The non-partisan Congressional Budget Office (currently run by a Republican) has issued it’s findings on the American Health Care Act which has been proposed to replace Obamacare.

In short, instead of covering more people, fewer folks will have healthcare.

From CNN:

Fourteen million more Americans would be uninsured under the House Republican health care bill than under Obamacare in 2018, the non-partisan Congressional Budget Office said Monday.

The long-anticipated score immediately puts the writers and supporters of the GOP Obamacare bill on the defensive. It is also certain to complicate the party’s already troubled efforts to repeal and replace the Affordable Care Act.

The Republican bill, titled the American Health Care Act, would reduce the federal deficits by $337 billion over 10 years, the CBO said.

The legislation, introduced last Monday, has sparked deep concern among Republican lawmakers in both the House and the Senate. The sources of unease are wide-ranging.

Prominnent conservatives on Capitol Hill, for example, have argued that the bill doesn’t go far enough, labeling it “Obamacare Lite.” One element of the legislation that has drawn fierce scorn is the refundable tax credits, which conservative Republicans say amounts to an entitlement program.

As proposed Medicaid changes go into effect, the CBO projects this could rise to 24 million by 2026.

President Trump has endorsed the plan.

You may recall President Trump, on January 25, said, “We’re gonna come up with a new plan that’s going to be better health care for more people at a lesser cost.”

“I firmly believe that nobody will be worse off financially in the process that we’re going through,” Health and Human Services Secretary Tom Price said on NBC’s “Meet the Press” Sunday.

Bolding is mine.

Poll: 54% Of Americans Support Obamacare

While Congressional Republicans are moving quickly to push their “repeal & replace” of the Affordable Care Act (also known as “Obamacare”), a new poll shows the 2010 health care legislation has hit it’s highest level of support yet.

According to Pew Research, 54% approve of the health care law passed seven years ago by Barack Obama and Congress, while 43% disapprove

This past December, the numbers were much closer – 48% approved versus 47% disapproved.

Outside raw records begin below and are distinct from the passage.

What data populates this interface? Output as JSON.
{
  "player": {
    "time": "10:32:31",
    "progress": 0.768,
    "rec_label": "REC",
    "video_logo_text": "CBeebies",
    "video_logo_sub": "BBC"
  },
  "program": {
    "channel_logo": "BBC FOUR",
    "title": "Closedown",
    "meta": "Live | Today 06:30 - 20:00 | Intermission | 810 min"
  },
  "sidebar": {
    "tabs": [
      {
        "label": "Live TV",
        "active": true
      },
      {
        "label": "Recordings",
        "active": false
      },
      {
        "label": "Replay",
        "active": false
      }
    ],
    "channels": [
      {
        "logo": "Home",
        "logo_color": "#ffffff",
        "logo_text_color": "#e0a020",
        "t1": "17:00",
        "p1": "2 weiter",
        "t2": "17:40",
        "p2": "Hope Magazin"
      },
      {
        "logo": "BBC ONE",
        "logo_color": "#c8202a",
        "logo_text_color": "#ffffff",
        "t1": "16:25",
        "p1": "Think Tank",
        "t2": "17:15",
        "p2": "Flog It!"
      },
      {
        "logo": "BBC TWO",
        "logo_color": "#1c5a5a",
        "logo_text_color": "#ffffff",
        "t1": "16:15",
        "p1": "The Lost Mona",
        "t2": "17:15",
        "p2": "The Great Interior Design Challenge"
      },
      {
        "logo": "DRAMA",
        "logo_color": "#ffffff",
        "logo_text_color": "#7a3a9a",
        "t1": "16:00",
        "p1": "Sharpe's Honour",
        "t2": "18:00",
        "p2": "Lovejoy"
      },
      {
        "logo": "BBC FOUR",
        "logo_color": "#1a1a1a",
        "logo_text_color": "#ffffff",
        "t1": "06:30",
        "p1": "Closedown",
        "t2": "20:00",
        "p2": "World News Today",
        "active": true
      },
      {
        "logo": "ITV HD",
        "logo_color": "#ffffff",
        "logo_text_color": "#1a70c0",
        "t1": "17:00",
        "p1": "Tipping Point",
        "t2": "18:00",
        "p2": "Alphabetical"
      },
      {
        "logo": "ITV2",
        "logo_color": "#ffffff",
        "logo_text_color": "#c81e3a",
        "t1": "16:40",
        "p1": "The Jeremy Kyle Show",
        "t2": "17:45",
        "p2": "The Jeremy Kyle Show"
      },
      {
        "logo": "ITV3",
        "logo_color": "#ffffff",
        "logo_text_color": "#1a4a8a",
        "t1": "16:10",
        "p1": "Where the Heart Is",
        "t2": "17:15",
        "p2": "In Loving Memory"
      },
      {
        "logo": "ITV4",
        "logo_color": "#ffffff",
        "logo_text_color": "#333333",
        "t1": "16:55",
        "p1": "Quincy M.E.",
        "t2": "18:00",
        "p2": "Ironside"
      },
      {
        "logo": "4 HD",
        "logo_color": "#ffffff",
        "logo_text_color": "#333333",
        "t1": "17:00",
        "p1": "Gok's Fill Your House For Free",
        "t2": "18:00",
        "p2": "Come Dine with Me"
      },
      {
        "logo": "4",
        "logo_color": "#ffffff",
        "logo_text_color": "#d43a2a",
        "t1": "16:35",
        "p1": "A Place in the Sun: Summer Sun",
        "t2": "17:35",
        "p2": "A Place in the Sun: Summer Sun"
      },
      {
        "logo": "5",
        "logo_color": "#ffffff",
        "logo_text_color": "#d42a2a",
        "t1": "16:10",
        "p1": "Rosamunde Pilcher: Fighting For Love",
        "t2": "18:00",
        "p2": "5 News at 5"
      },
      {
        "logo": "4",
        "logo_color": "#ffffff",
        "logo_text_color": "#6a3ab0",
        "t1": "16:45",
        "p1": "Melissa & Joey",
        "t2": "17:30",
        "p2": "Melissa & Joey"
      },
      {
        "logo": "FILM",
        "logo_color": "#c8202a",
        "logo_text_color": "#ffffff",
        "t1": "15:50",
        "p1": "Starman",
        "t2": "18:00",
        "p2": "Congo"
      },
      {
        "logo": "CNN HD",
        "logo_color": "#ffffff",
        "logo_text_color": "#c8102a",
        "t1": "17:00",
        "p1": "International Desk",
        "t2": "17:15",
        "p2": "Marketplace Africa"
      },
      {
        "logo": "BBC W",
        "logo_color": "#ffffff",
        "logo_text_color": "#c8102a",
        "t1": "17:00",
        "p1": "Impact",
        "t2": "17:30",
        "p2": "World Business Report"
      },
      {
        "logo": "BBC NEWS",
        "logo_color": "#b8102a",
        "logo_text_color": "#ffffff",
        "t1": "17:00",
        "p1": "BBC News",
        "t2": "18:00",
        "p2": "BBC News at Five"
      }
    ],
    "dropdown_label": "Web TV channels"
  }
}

Of course, the results fall right down partisan divisions: Democrats show 85% approval for the ACA, while Republicans disapprove to the tune of 89%.

A slight majority of Independents (53%) approve, with 45% giving a thumbs down.

Matt Baume On How The Repeal Of Obamacare Would Affect LGBTs

From super-smart guy Matt Baume (via Huffington Post):

If the ACA is repealed, as Republicans are trying to do, not only would 32 million people lose health care, according to the Congressional Budget Office, but LGBTs would be disproportionately affected. And “disproportionately affected” is a phrase which here means “get sick and die.”

For example, HIV treatment can cost thousands of dollars per month. Insurance companies that don’t want to pay for that treatment could just refuse to cover all gay people on the basis that gay men are more likely to be HIV positive. Or they could raise monthly premiums just for gays. Or they could create a lifetime cap, so you pay into their system and then as soon as you need expensive treatment, they drop you. All this was legal until the ACA banned it.